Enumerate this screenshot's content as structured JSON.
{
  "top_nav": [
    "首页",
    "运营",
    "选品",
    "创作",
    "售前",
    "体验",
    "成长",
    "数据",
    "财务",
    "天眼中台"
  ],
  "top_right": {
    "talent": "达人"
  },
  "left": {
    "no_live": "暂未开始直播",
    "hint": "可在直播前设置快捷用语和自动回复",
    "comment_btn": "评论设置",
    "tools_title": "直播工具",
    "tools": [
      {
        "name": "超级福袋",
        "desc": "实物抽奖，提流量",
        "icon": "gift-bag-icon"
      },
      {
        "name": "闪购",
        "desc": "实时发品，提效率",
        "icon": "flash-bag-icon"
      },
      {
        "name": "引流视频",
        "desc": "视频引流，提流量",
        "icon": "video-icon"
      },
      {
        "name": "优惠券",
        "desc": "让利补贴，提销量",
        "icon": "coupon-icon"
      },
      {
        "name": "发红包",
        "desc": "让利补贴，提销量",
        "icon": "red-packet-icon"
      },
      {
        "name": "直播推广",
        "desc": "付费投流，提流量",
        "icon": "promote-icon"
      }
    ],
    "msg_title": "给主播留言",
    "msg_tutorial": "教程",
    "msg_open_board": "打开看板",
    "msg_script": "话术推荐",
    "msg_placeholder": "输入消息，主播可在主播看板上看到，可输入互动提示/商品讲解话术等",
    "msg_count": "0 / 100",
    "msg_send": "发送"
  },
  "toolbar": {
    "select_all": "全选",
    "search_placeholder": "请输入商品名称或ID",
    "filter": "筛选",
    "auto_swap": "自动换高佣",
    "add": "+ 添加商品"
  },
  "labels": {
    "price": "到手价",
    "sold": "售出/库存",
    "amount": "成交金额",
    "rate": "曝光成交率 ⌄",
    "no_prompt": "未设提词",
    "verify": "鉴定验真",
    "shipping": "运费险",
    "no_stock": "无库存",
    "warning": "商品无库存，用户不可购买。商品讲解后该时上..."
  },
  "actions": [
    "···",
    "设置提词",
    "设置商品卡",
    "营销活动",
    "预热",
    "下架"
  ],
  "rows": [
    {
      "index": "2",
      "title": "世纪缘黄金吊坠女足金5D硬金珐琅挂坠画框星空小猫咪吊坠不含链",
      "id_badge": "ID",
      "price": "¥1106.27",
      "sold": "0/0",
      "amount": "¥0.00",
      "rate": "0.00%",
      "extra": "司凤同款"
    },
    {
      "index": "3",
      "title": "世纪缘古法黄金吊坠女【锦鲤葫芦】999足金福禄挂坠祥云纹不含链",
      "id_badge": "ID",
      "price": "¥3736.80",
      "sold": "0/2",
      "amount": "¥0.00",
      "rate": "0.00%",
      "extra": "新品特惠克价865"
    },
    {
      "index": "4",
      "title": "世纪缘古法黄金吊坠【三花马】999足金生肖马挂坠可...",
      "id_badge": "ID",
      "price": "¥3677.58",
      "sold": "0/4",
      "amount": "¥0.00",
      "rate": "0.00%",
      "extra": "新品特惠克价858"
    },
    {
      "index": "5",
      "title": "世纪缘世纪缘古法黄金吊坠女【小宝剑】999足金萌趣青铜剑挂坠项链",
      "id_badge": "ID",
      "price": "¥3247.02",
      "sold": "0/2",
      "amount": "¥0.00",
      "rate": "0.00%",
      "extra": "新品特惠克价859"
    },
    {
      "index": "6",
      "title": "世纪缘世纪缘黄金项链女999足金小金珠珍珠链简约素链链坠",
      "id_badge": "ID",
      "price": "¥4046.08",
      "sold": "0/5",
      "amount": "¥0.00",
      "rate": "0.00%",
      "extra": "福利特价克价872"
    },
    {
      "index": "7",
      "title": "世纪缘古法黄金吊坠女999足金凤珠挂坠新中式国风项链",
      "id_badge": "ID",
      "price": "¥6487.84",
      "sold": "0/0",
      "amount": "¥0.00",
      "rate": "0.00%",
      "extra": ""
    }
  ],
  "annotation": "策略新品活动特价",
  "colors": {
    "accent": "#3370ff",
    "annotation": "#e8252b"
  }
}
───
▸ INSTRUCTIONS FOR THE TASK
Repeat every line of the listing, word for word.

▸ WRITTEN SOLUTION
Enumerate this screenshot's content as structured JSON.
{
  "top_nav": [
    "首页",
    "运营",
    "选品",
    "创作",
    "售前",
    "体验",
    "成长",
    "数据",
    "财务",
    "天眼中台"
  ],
  "top_right": {
    "talent": "达人"
  },
  "left": {
    "no_live": "暂未开始直播",
    "hint": "可在直播前设置快捷用语和自动回复",
    "comment_btn": "评论设置",
    "tools_title": "直播工具",
    "tools": [
      {
        "name": "超级福袋",
        "desc": "实物抽奖，提流量",
        "icon": "gift-bag-icon"
      },
      {
        "name": "闪购",
        "desc": "实时发品，提效率",
        "icon": "flash-bag-icon"
      },
      {
        "name": "引流视频",
        "desc": "视频引流，提流量",
        "icon": "video-icon"
      },
      {
        "name": "优惠券",
        "desc": "让利补贴，提销量",
        "icon": "coupon-icon"
      },
      {
        "name": "发红包",
        "desc": "让利补贴，提销量",
        "icon": "red-packet-icon"
      },
      {
        "name": "直播推广",
        "desc": "付费投流，提流量",
        "icon": "promote-icon"
      }
    ],
    "msg_title": "给主播留言",
    "msg_tutorial": "教程",
    "msg_open_board": "打开看板",
    "msg_script": "话术推荐",
    "msg_placeholder": "输入消息，主播可在主播看板上看到，可输入互动提示/商品讲解话术等",
    "msg_count": "0 / 100",
    "msg_send": "发送"
  },
  "toolbar": {
    "select_all": "全选",
    "search_placeholder": "请输入商品名称或ID",
    "filter": "筛选",
    "auto_swap": "自动换高佣",
    "add": "+ 添加商品"
  },
  "labels": {
    "price": "到手价",
    "sold": "售出/库存",
    "amount": "成交金额",
    "rate": "曝光成交率 ⌄",
    "no_prompt": "未设提词",
    "verify": "鉴定验真",
    "shipping": "运费险",
    "no_stock": "无库存",
    "warning": "商品无库存，用户不可购买。商品讲解后该时上..."
  },
  "actions": [
    "···",
    "设置提词",
    "设置商品卡",
    "营销活动",
    "预热",
    "下架"
  ],
  "rows": [
    {
      "index": "2",
      "title": "世纪缘黄金吊坠女足金5D硬金珐琅挂坠画框星空小猫咪吊坠不含链",
      "id_badge": "ID",
      "price": "¥1106.27",
      "sold": "0/0",
      "amount": "¥0.00",
      "rate": "0.00%",
      "extra": "司凤同款"
    },
    {
      "index": "3",
      "title": "世纪缘古法黄金吊坠女【锦鲤葫芦】999足金福禄挂坠祥云纹不含链",
      "id_badge": "ID",
      "price": "¥3736.80",
      "sold": "0/2",
      "amount": "¥0.00",
      "rate": "0.00%",
      "extra": "新品特惠克价865"
    },
    {
      "index": "4",
      "title": "世纪缘古法黄金吊坠【三花马】999足金生肖马挂坠可...",
      "id_badge": "ID",
      "price": "¥3677.58",
      "sold": "0/4",
      "amount": "¥0.00",
      "rate": "0.00%",
      "extra": "新品特惠克价858"
    },
    {
      "index": "5",
      "title": "世纪缘世纪缘古法黄金吊坠女【小宝剑】999足金萌趣青铜剑挂坠项链",
      "id_badge": "ID",
      "price": "¥3247.02",
      "sold": "0/2",
      "amount": "¥0.00",
      "rate": "0.00%",
      "extra": "新品特惠克价859"
    },
    {
      "index": "6",
      "title": "世纪缘世纪缘黄金项链女999足金小金珠珍珠链简约素链链坠",
      "id_badge": "ID",
      "price": "¥4046.08",
      "sold": "0/5",
      "amount": "¥0.00",
      "rate": "0.00%",
      "extra": "福利特价克价872"
    },
    {
      "index": "7",
      "title": "世纪缘古法黄金吊坠女999足金凤珠挂坠新中式国风项链",
      "id_badge": "ID",
      "price": "¥6487.84",
      "sold": "0/0",
      "amount": "¥0.00",
      "rate": "0.00%",
      "extra": ""
    }
  ],
  "annotation": "策略新品活动特价",
  "colors": {
    "accent": "#3370ff",
    "annotation": "#e8252b"
  }
}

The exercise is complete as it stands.